These two incorrigible virgins thus frequently came to blows on this particular subject. But the victory always remained with the voracious Cleopatra, who perpetually crushed – ever so playfully – the objections of her opponent. She would concede but one solitary point – the evident inferiority of men – and this concession afforded Miss Magpie so much pleasure that the discussion was always cut short.
For better or worse, it remained taken for granted that the union of the sexes was a physiological law and that the all too legitimate horror of distinguished women for this hideous coupling was insurmountable only in appearance.
“The field of literature needs women!” concluded the professoress with brio, “and marriage is the only way to get them in - however haphazardly! And so what if it pushes men aside?”
One day, unbeknownst to her friend, Cleopatra decided to found a matrimonial agency, a quite small agency – very discreet, of course – which but quietly tooted the horn of its own offerings and placed its advertisements in newspapers of irreproachable reputation.

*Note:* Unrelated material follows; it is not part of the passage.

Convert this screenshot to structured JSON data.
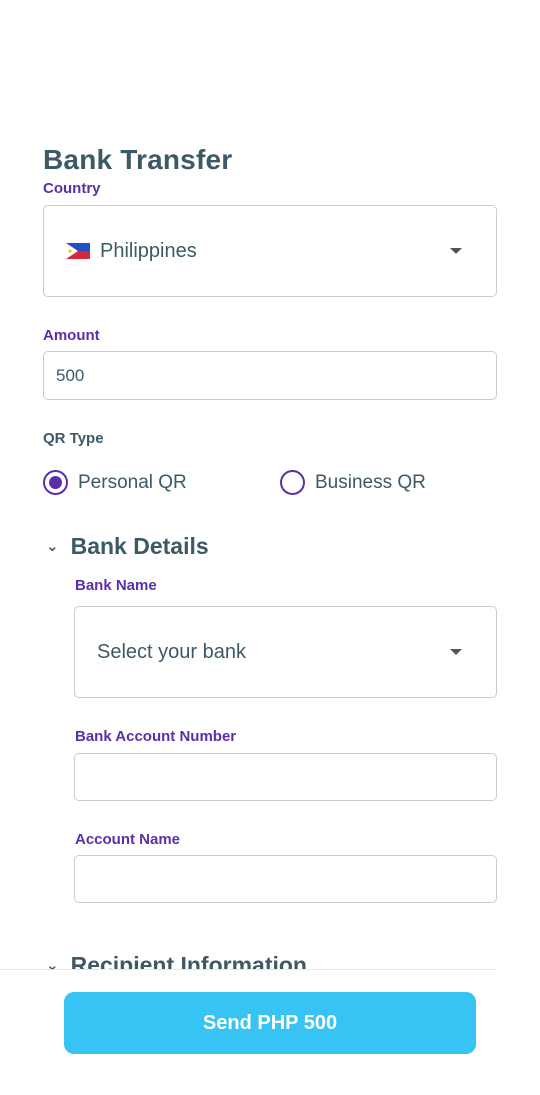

An anonymous flyer, printed on rose-colored paper, informed lovers that the “Guardian Angel of the Heart” undertook as projects nothing but “love-marriages.” He did not immerse himself in machinations of money, did not offer up dubious virginities, did not scintillate the eyes of adventurers with diamond chandeliers by the millions.
No, the Guardian Angel had been sent on an exclusive mission to bring together the “hearts of the elite” who, without him, would never be known, to facilitate meetings and conversations of a guaranteed innocence. He sounded the call of ignored maidenheads, lilies in the shadows, of pure souls ravaged by a world unable to understand, unsuitable for these alliances, which were completely and absolutely irreproachable.

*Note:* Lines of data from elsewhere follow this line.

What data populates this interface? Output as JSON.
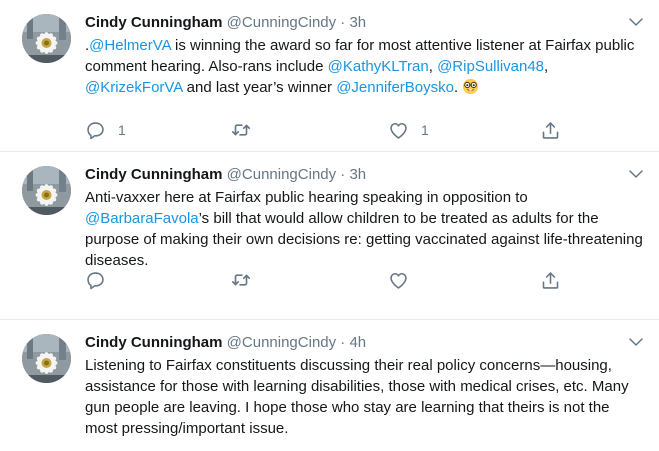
{
  "tweets": [
    {
      "name": "Cindy Cunningham",
      "handle": "@CunningCindy",
      "separator": "·",
      "time": "3h",
      "text_parts": [
        ".",
        "@HelmerVA",
        " is winning the award so far for most attentive listener at Fairfax public comment hearing. Also-rans include ",
        "@KathyKLTran",
        ", ",
        "@RipSullivan48",
        ", ",
        "@KrizekForVA",
        " and last year’s winner ",
        "@JenniferBoysko",
        ". "
      ],
      "emoji": "nerd-face",
      "reply_count": "1",
      "retweet_count": "",
      "like_count": "1"
    },
    {
      "name": "Cindy Cunningham",
      "handle": "@CunningCindy",
      "separator": "·",
      "time": "3h",
      "text_parts": [
        "Anti-vaxxer here at Fairfax public hearing speaking in opposition to ",
        "@BarbaraFavola",
        "’s bill that would allow children to be treated as adults for the purpose of making their own decisions re: getting vaccinated against life-threatening diseases."
      ],
      "reply_count": "",
      "retweet_count": "",
      "like_count": ""
    },
    {
      "name": "Cindy Cunningham",
      "handle": "@CunningCindy",
      "separator": "·",
      "time": "4h",
      "text": "Listening to Fairfax constituents discussing their real policy concerns—housing, assistance for those with learning disabilities, those with medical crises, etc. Many gun people are leaving. I hope those who stay are learning that theirs is not the most pressing/important issue."
    }
  ],
  "colors": {
    "link": "#1b95e0",
    "secondary_text": "#657786",
    "divider": "#e6ecf0"
  },
  "icons": [
    "avatar-photo",
    "chevron-down-icon",
    "reply-icon",
    "retweet-icon",
    "like-icon",
    "share-icon",
    "nerd-face-emoji"
  ]
}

This noble enterprise had some success. Old maids, trembling with hope, sprang forth from their lairs and rushed to deposit their lives’ savings into the hands of Cleopatra. A teacher from Geneva, an old woman austere and duly decorated, affably received visitors of either sex and wrote out all correspondence. The founder only appeared in person in difficult cases, where a certain degree of eloquence was required, calling herself Madame Aristide.
One fine day, “about that time where all swarm in love” (as La Fontaine would say), Penelope (yes, Penelope!) arrived in person to present herself, in search of an ideal husband.
Unfortunately for the reader, I was not present, but from what I gather Miss Magpie’s requirements were somewhat excessive, and it seems that they required the intervention of Madame Aristide…
What a meeting! What a scene! Cleopatra – her anonymity violated – enraged! Penelope, furious at having her desires discovered in flagrante delicto, as it were, suddenly let loose their souls – their true shrew’s souls – a thousand times more odious than those carcasses they called bodies, and set each upon the other.
Rather, I think, like the overturning of chamber pots.